Ryan Wicker imagines a future where electronics, everything from cell phones to miniature research satellites, can be made by a printer.
The University of Texas at El Paso engineering professor has worked for more than decade on technology to make it possible to print electronic circuits on flat surfaces using conductive inks.
But as 3D printing has become mainstream, engineers like Wicker have been enticed by the prospect of developing new technologies capable of printing entire electronic components in three dimensions.
So far Wicker’s research has resulted in eight patents, as well as six that are pending, and he is not alone.
The number of UTEP faculty members filing invention disclosures and patents has crept up over the past few years as the university has encouraged researchers to consider patenting and commercializing their ideas.
“It was really a culture change on campus,” said Roberto Osegueda, vice president for research at UTEP.
Back in 2001, there were no patents issued at UTEP and that trend continued until 2005 when the U.S. patent office issued one patent, according to data provided by UTEP.
But there were six patents issued in 2012, and invention disclosures have also crept up as research expenditures have increased.
There were 18 invention disclosures in 2010, 20 in 2011, and 26 in 2012, according to the most recent data available.
The patents include everything from technology that prints living tissue and novel methods of purifying water to advances in treatments for colon cancer and development of vaccines.
By comparison, there were 66 invention disclosures and 10 patents issued at the University of Texas at Dallas, another emerging “tier-one” national research university, in 2012, according to data provided by UT Dallas.
UT schools in Austin and San Antonio as well as the UT System did not respond to requests for patent information by press time.
Patenting remains a small part of the research activity at UTEP and Osegueda estimates that Wicker is one of only 25 faculty members who are engaged in patenting and commercialization.
“I do believe strongly we are not creating enough tech companies in our area to support the quality of students we are graduating,” Wicker said.
He is the director of UTEP’s W.M. Keck Center for 3D Innovation, and many of UTEP’s patents are the result of the work of engineers and graduate students at the center. The work there has also resulted in a spin-off company called Printed Device Concepts.
Up in space
In November, electronics made using 3D printers at the Keck Center traveled to space inside a miniature CubeSat satellite owned by the University of New Mexico.

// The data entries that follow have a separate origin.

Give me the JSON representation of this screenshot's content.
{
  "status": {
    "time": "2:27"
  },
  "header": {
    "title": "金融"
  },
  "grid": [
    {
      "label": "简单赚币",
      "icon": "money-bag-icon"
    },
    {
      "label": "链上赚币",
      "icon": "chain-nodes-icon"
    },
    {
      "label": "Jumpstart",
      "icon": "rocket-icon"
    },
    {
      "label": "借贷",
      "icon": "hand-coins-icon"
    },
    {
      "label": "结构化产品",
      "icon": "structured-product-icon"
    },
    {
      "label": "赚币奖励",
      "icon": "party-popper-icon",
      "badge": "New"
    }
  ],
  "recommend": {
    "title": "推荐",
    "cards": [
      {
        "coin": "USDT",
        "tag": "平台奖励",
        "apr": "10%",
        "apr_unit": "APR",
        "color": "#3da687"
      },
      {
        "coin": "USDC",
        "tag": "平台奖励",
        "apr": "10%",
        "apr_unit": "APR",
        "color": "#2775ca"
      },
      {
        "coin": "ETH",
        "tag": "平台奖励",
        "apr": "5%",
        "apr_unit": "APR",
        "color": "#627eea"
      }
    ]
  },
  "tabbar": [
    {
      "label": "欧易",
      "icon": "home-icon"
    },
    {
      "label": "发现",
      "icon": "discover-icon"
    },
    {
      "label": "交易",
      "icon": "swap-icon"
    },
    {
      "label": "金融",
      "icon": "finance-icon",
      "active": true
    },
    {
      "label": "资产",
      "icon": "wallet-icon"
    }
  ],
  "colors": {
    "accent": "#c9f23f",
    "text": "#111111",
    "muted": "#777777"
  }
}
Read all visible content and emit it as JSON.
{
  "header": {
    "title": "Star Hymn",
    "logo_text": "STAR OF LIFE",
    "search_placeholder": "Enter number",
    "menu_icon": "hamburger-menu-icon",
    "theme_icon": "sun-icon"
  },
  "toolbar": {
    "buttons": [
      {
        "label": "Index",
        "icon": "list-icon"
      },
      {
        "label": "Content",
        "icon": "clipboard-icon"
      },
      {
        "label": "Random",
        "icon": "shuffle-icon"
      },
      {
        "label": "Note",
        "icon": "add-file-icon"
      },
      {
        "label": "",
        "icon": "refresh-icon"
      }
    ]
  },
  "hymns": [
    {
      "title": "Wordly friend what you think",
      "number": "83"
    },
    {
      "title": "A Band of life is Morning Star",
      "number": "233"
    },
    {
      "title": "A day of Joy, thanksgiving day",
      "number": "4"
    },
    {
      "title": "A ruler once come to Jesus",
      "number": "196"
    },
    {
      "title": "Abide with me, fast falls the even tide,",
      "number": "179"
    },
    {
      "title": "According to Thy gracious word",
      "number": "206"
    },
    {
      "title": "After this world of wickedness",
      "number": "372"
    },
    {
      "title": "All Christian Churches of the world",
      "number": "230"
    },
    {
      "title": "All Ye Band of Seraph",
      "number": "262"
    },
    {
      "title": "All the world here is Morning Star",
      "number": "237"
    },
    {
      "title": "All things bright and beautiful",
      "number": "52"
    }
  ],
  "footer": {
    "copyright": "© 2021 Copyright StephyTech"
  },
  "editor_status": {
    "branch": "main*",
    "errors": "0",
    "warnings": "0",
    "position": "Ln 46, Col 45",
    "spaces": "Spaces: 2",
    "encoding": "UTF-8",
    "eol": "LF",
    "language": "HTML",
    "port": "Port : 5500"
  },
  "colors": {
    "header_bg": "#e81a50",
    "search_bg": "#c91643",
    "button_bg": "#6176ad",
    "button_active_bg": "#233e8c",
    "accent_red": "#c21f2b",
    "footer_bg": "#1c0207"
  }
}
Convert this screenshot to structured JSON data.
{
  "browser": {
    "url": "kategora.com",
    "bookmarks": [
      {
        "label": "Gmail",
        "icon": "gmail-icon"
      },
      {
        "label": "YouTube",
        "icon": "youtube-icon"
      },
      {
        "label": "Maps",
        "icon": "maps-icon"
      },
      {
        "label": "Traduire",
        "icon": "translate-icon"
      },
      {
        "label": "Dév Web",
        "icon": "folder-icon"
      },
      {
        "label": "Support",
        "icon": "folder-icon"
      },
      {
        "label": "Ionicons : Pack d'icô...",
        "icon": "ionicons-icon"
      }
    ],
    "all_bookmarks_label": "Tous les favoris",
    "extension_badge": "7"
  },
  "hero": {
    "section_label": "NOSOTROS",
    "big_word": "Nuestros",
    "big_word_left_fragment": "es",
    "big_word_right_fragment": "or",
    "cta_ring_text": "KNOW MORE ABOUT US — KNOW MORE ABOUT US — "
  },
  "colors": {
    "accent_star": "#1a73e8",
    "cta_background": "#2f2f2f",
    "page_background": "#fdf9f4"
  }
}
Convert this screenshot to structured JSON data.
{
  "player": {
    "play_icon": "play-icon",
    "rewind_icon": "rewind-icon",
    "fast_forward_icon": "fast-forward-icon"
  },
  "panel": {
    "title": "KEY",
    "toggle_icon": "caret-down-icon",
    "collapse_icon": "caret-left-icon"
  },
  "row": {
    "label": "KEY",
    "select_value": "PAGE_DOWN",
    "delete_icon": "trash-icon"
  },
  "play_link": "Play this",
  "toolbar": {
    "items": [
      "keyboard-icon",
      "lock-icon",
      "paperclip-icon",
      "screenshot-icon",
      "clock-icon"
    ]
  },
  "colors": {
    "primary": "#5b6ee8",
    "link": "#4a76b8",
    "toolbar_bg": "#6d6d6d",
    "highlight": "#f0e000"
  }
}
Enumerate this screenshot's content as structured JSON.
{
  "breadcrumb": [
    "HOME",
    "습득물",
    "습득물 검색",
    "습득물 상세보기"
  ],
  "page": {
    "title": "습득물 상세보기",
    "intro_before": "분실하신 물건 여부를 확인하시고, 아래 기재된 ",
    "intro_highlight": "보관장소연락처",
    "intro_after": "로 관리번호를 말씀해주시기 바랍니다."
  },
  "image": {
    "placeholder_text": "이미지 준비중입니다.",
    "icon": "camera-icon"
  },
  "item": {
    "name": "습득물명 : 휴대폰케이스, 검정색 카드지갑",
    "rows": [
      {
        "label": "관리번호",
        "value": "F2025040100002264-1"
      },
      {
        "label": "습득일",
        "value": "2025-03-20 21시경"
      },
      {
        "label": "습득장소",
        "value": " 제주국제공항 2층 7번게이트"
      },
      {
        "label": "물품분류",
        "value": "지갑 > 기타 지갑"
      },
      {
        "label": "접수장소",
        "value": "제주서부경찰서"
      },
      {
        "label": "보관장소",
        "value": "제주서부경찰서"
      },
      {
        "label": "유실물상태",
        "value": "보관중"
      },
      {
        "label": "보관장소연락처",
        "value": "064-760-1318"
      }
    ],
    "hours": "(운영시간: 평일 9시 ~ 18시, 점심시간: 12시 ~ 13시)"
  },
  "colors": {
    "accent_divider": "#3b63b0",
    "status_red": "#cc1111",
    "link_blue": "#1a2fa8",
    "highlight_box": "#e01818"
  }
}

The do-it-yourself satellite movement has been under way for a decade or so now with the technology and cost of sending tiny satellites into space for research now orbiting within reach of graduate students.
But engineers at the center, which was founded at UTEP in 2000, hope to develop 3D-printing technology that could build simple miniaturized satellites in as little as 24 hours, the center’s manager David Espalin said.
Also called additive manufacturing, 3D printers work by layering thin sheets of melted material, often plastic, on top of each other to create an object.
Right now, 3D printers use a limited number of materials and there are significant challenges to incorporating electronics.
While incorporating conductive ink into the 3D printing process would seem straightforward, one major problem that has flummoxed engineers, Wicker said, is the ink has to be cured at a very high temperature. That makes it incompatible with most materials used by 3D printers, like plastics.
Most recently, the Keck Center was recently awarded a $2.2-million federal grant to develop new 3D printers for aerospace systems, according to Espalin.
Osegueda is reorganizing UTEP’s technology transfer office, which manages and protects the university’s intellectual property. He said the volume of work has increased and the patenting process become more sophisticated.
“The university is truly committed to putting serious technology transfer operations on the campus,” Osegueda said.
When a faculty member decides to patent an idea, their first step is to disclose the idea at UTEP’s tech transfer office. UTEP then completes market research and a patent search to make sure somebody else hasn’t already patented the invention.
Eventually lawyers file a patent application, and then there is often a back and forth between the lawyers and the U.S. Patent Office.
The entire process, Osegueda said, has taken as long as seven years from the first disclosure to a patent being issued. In the end, the patent is owned by the UT System, but the inventor receives as much as 50 percent of the royalties.
“We are always spending a lot more on this activity than we get in revenues, so it is very easy for universities to say we are not going to have technology transfer operations,” Osegueda said.
Overall, UTEP now has about 520 tenured and tenure track faculty, according to Osegueda. Of those, 300 are engaged in grant writing and, of those, about 280 have grants. Altogether, they submit about 600 grant proposals per year.
On average, each faculty member brings in $120,000 per year in external research expenditures.
So what happens to 3D parts that have been to space?
Some of them go to England. The printed electronics that UTEP engineers made for a miniature CubeSat satellite that was launched in November are now on display at the Science Museum of London. The exhibit is called “3D: Printing the Future.”
Original article by Robert Gray El Paso Inc. staff writer